◆ Your goal
State how many lines in the listing below hold the string "label"; nothing else is wanted.
******
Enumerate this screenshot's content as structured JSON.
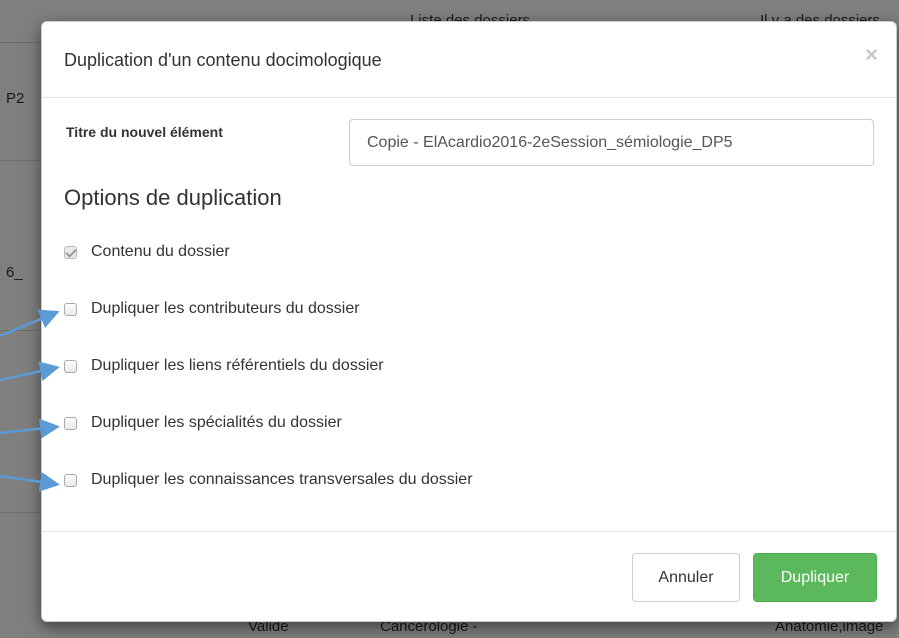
{
  "background": {
    "fragments": {
      "top_left": "Liste des dossiers",
      "top_right": "Il y a des dossiers",
      "row1": "P2",
      "row2": "6_",
      "bottom_a": "Valide",
      "bottom_b": "Cancérologie -",
      "bottom_c": "Anatomie,imagé"
    }
  },
  "modal": {
    "title": "Duplication d'un contenu docimologique",
    "close_symbol": "×",
    "field": {
      "label": "Titre du nouvel élément",
      "value": "Copie - ElAcardio2016-2eSession_sémiologie_DP5"
    },
    "section_title": "Options de duplication",
    "options": [
      {
        "label": "Contenu du dossier",
        "checked": true,
        "disabled": true
      },
      {
        "label": "Dupliquer les contributeurs du dossier",
        "checked": false
      },
      {
        "label": "Dupliquer les liens référentiels du dossier",
        "checked": false
      },
      {
        "label": "Dupliquer les spécialités du dossier",
        "checked": false
      },
      {
        "label": "Dupliquer les connaissances transversales du dossier",
        "checked": false
      }
    ],
    "buttons": {
      "cancel": "Annuler",
      "confirm": "Dupliquer"
    }
  },
  "colors": {
    "primary": "#5cb85c",
    "arrow": "#5b9bd5",
    "backdrop": "#000000"
  }
}
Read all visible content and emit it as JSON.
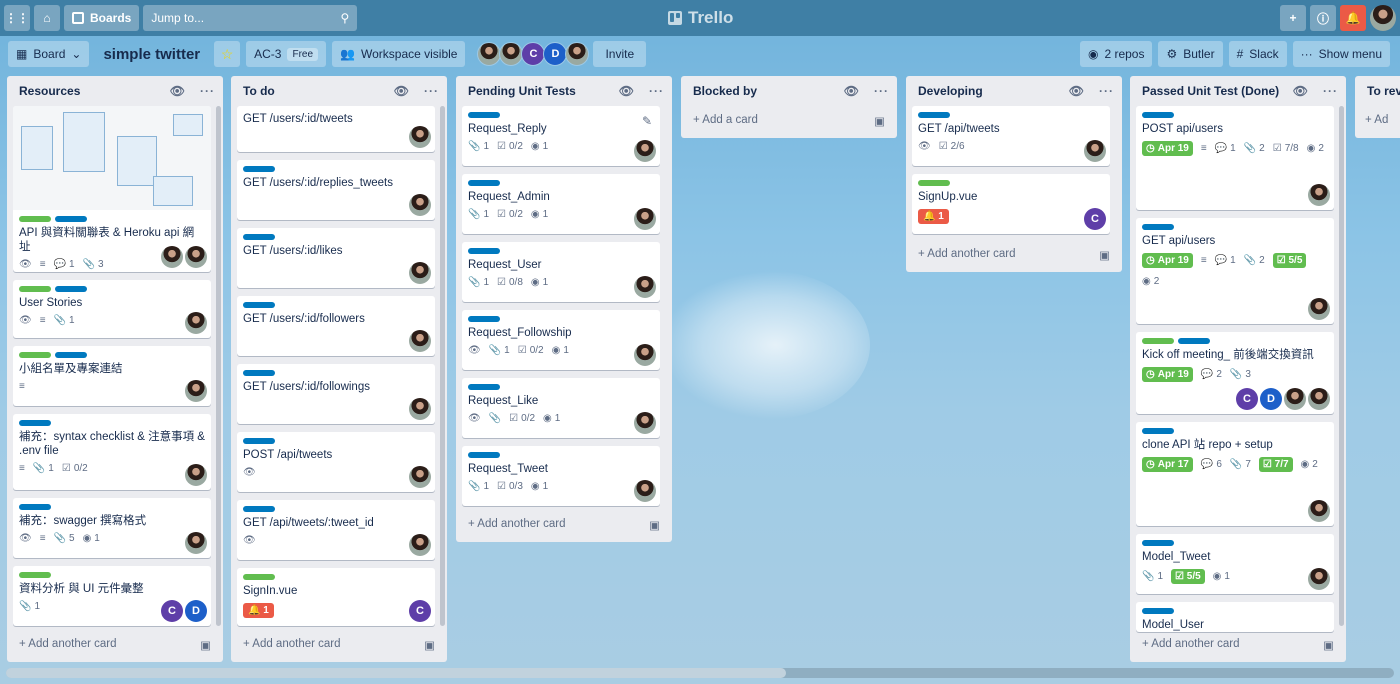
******
◆ Problem solution
6